Contests or not, I suggested baking (or cooking) because it not only promotes teamwork, but then you also all get to reap the rewards of eating it afterwards. Whatever you do, I hope that the Lord grants you a strong family unit.
 

Cameron143

Well-known member
Mar 1, 2022
15,970
5,620
113
62
#55
Contests or not, I suggested baking (or cooking) because it not only promotes teamwork, but then you also all get to reap the rewards of eating it afterwards. Whatever you do, I hope that the Lord grants you a strong family unit.
I appreciate those sentiments and I truly have been blessed with a great family.
 
P

persistent

Guest
#56
Tik-Tok a subsidiary of ByteDance a Chinese company is possibly to be impacted by legislation imposed in response to evidence of accusations that Tik-Tok reports are made to Chinese Government on demand. The link here is likely from a Chinese 'company'. Interesting. Family Night from China, wholesome, child friendly, no violence and etc. Tik-Tok a bit risky?

https://www.ganjing.com/video/1ffg6ogdnqhb938AtVJYfpCYA1mc1c
 

Cameron143
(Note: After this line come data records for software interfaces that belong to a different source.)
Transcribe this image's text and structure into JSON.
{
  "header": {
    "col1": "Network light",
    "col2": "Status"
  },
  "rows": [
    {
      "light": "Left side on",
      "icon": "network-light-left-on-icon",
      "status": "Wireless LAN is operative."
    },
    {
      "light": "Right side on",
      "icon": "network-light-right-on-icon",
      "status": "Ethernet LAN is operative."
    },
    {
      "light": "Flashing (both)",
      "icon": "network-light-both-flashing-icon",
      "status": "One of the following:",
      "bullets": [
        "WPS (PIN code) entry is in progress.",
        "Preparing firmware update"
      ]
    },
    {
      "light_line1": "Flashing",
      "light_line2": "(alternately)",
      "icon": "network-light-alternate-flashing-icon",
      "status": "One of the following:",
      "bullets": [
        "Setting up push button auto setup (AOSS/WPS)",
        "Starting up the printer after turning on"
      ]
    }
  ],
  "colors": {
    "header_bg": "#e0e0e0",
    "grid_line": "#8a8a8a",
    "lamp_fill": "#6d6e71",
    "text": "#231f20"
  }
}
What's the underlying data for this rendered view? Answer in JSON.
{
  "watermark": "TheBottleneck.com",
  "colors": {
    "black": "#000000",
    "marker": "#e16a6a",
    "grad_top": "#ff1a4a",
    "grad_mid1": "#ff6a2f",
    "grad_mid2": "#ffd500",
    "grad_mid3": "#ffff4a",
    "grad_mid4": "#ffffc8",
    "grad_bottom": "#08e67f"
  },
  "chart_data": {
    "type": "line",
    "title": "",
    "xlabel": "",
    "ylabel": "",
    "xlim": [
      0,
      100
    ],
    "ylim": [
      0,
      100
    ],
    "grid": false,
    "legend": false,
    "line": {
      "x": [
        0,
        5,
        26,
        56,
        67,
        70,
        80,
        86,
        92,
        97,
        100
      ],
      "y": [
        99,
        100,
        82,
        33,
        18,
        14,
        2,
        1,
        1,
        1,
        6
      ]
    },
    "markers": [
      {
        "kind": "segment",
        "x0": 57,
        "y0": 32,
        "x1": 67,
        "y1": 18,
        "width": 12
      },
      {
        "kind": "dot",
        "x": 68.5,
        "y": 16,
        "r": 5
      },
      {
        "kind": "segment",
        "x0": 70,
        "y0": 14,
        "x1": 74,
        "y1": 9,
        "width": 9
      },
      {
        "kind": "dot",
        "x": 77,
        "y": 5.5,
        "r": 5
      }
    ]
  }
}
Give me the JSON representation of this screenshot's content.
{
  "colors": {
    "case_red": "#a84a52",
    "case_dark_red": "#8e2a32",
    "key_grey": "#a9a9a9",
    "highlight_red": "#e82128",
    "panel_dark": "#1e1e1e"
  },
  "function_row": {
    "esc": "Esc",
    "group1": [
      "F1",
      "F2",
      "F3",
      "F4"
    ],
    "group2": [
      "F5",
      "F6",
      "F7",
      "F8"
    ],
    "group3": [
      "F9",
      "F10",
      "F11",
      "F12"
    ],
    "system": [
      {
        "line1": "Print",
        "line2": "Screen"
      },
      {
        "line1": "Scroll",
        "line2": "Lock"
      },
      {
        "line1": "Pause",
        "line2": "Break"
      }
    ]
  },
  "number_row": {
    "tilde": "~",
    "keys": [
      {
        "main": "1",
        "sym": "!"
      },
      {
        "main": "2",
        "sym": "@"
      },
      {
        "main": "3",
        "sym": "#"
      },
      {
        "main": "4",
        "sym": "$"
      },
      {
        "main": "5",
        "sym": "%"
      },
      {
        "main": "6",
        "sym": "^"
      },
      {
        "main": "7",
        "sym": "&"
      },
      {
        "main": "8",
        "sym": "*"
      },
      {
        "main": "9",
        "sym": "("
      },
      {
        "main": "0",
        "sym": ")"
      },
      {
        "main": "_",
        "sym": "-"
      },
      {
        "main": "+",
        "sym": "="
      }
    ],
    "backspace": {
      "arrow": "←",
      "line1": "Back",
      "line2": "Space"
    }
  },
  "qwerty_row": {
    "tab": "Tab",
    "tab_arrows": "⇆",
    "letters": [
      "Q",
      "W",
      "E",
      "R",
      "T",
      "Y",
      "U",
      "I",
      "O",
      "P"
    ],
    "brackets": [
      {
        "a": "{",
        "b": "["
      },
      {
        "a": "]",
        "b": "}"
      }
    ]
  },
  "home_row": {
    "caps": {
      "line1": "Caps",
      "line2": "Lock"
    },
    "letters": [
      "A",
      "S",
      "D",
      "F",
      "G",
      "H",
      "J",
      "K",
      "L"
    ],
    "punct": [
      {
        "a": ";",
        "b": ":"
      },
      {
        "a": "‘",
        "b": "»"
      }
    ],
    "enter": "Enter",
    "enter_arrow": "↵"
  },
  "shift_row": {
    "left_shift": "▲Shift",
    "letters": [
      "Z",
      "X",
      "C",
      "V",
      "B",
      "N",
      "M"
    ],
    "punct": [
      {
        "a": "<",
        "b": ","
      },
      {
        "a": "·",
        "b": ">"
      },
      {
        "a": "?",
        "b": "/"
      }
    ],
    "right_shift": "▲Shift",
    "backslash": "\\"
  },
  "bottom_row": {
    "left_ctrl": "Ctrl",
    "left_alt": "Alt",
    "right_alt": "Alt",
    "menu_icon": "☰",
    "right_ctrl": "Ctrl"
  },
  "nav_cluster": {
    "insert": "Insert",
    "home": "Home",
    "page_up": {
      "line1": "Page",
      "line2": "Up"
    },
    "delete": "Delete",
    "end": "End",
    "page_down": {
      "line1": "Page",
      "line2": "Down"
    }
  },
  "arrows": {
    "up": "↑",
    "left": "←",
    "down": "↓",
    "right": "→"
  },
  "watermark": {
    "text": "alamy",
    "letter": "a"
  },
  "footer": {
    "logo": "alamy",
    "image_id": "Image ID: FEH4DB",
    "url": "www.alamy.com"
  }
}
Well-known member
Mar 1, 2022
15,970
5,620
113
62
#58
quiz or carol singing
After the great caroling fiasco of 2009 the neighbors now pay us not to go caroling. But some sort of trivia game is intriguing. Really appreciate the suggestions.
 

Lanolin

Well-known member
Dec 15, 2018
23,460
7,179
113
#59
you have to make up the questions yourself, quizmaster...
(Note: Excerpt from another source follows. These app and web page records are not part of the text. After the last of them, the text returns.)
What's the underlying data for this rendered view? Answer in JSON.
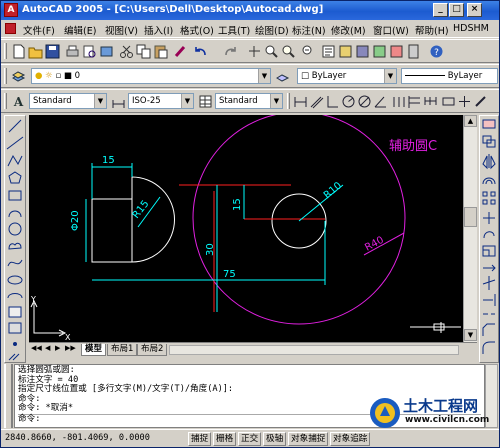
{
  "window": {
    "app_title": "AutoCAD 2005 - [C:\\Users\\Dell\\Desktop\\Autocad.dwg]",
    "min_glyph": "_",
    "max_glyph": "□",
    "close_glyph": "×"
  },
  "menu": {
    "items": [
      "文件(F)",
      "编辑(E)",
      "视图(V)",
      "插入(I)",
      "格式(O)",
      "工具(T)",
      "绘图(D)",
      "标注(N)",
      "修改(M)",
      "窗口(W)",
      "帮助(H)",
      "HDSHM"
    ]
  },
  "layers": {
    "current_layer": "0",
    "color": "ByLayer",
    "linetype": "ByLayer"
  },
  "styles": {
    "text_style": "Standard",
    "dim_style": "ISO-25",
    "table_style": "Standard"
  },
  "drawing": {
    "dim_width": "15",
    "dim_diameter": "Φ20",
    "dim_radius_small": "R15",
    "dim_radius_circle": "R10",
    "dim_vertical_small": "15",
    "dim_vertical": "30",
    "dim_horizontal": "75",
    "dim_radius_large": "R40",
    "annotation": "辅助圆C",
    "ucs_y": "Y",
    "ucs_x": "X",
    "color_cyan": "#00ffff",
    "color_white": "#ffffff",
    "color_red": "#ff2020",
    "color_magenta": "#e020e0"
  },
  "tabs": [
    "模型",
    "布局1",
    "布局2"
  ],
  "command": {
    "lines": [
      "选择圆弧或圆:",
      "标注文字 = 40",
      "指定尺寸线位置或 [多行文字(M)/文字(T)/角度(A)]:",
      "命令:",
      "命令: *取消*",
      "命令:"
    ]
  },
  "status": {
    "coords": "2840.8660, -801.4069, 0.0000",
    "buttons": [
      "捕捉",
      "栅格",
      "正交",
      "极轴",
      "对象捕捉",
      "对象追踪"
    ]
  },
  "watermark": {
    "title": "土木工程网",
    "url": "www.civilcn.com"
  }
}
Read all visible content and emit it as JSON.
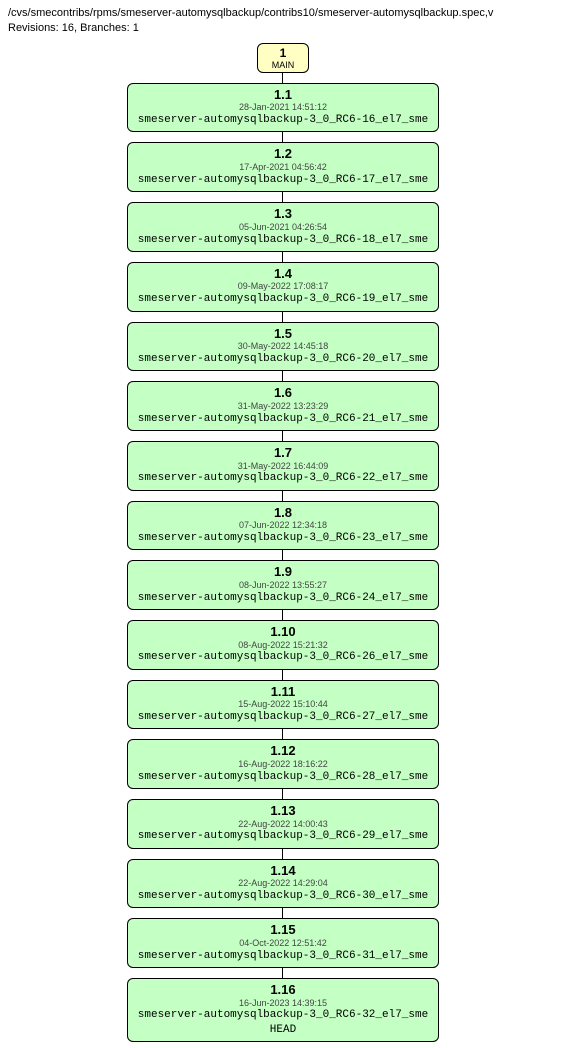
{
  "header": {
    "path": "/cvs/smecontribs/rpms/smeserver-automysqlbackup/contribs10/smeserver-automysqlbackup.spec,v",
    "meta": "Revisions: 16, Branches: 1"
  },
  "trunk": {
    "num": "1",
    "label": "MAIN"
  },
  "revisions": [
    {
      "num": "1.1",
      "date": "28-Jan-2021 14:51:12",
      "tags": [
        "smeserver-automysqlbackup-3_0_RC6-16_el7_sme"
      ]
    },
    {
      "num": "1.2",
      "date": "17-Apr-2021 04:56:42",
      "tags": [
        "smeserver-automysqlbackup-3_0_RC6-17_el7_sme"
      ]
    },
    {
      "num": "1.3",
      "date": "05-Jun-2021 04:26:54",
      "tags": [
        "smeserver-automysqlbackup-3_0_RC6-18_el7_sme"
      ]
    },
    {
      "num": "1.4",
      "date": "09-May-2022 17:08:17",
      "tags": [
        "smeserver-automysqlbackup-3_0_RC6-19_el7_sme"
      ]
    },
    {
      "num": "1.5",
      "date": "30-May-2022 14:45:18",
      "tags": [
        "smeserver-automysqlbackup-3_0_RC6-20_el7_sme"
      ]
    },
    {
      "num": "1.6",
      "date": "31-May-2022 13:23:29",
      "tags": [
        "smeserver-automysqlbackup-3_0_RC6-21_el7_sme"
      ]
    },
    {
      "num": "1.7",
      "date": "31-May-2022 16:44:09",
      "tags": [
        "smeserver-automysqlbackup-3_0_RC6-22_el7_sme"
      ]
    },
    {
      "num": "1.8",
      "date": "07-Jun-2022 12:34:18",
      "tags": [
        "smeserver-automysqlbackup-3_0_RC6-23_el7_sme"
      ]
    },
    {
      "num": "1.9",
      "date": "08-Jun-2022 13:55:27",
      "tags": [
        "smeserver-automysqlbackup-3_0_RC6-24_el7_sme"
      ]
    },
    {
      "num": "1.10",
      "date": "08-Aug-2022 15:21:32",
      "tags": [
        "smeserver-automysqlbackup-3_0_RC6-26_el7_sme"
      ]
    },
    {
      "num": "1.11",
      "date": "15-Aug-2022 15:10:44",
      "tags": [
        "smeserver-automysqlbackup-3_0_RC6-27_el7_sme"
      ]
    },
    {
      "num": "1.12",
      "date": "16-Aug-2022 18:16:22",
      "tags": [
        "smeserver-automysqlbackup-3_0_RC6-28_el7_sme"
      ]
    },
    {
      "num": "1.13",
      "date": "22-Aug-2022 14:00:43",
      "tags": [
        "smeserver-automysqlbackup-3_0_RC6-29_el7_sme"
      ]
    },
    {
      "num": "1.14",
      "date": "22-Aug-2022 14:29:04",
      "tags": [
        "smeserver-automysqlbackup-3_0_RC6-30_el7_sme"
      ]
    },
    {
      "num": "1.15",
      "date": "04-Oct-2022 12:51:42",
      "tags": [
        "smeserver-automysqlbackup-3_0_RC6-31_el7_sme"
      ]
    },
    {
      "num": "1.16",
      "date": "16-Jun-2023 14:39:15",
      "tags": [
        "smeserver-automysqlbackup-3_0_RC6-32_el7_sme",
        "HEAD"
      ]
    }
  ]
}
They can be how much you know about each other, family history, etc. Like when Ross did the quiz on Friends. Although I dont think you should swap houses/rooms if you win...
 

seoulsearch

OutWrite Trouble
May 23, 2009
15,421
4,749
113
#60
After the great caroling fiasco of 2009 the neighbors now pay us not to go caroling. But some sort of trivia game is intriguing. Really appreciate the suggestions.
When the HOA adds in a clause that forbids neighborhood caroling (with not so subtle hints specifically towards your family,) I guess it's finally time to give up the goose -- even if it sings. 😭😳😂

Really enjoying your posts! Thanks for the laughs. 😁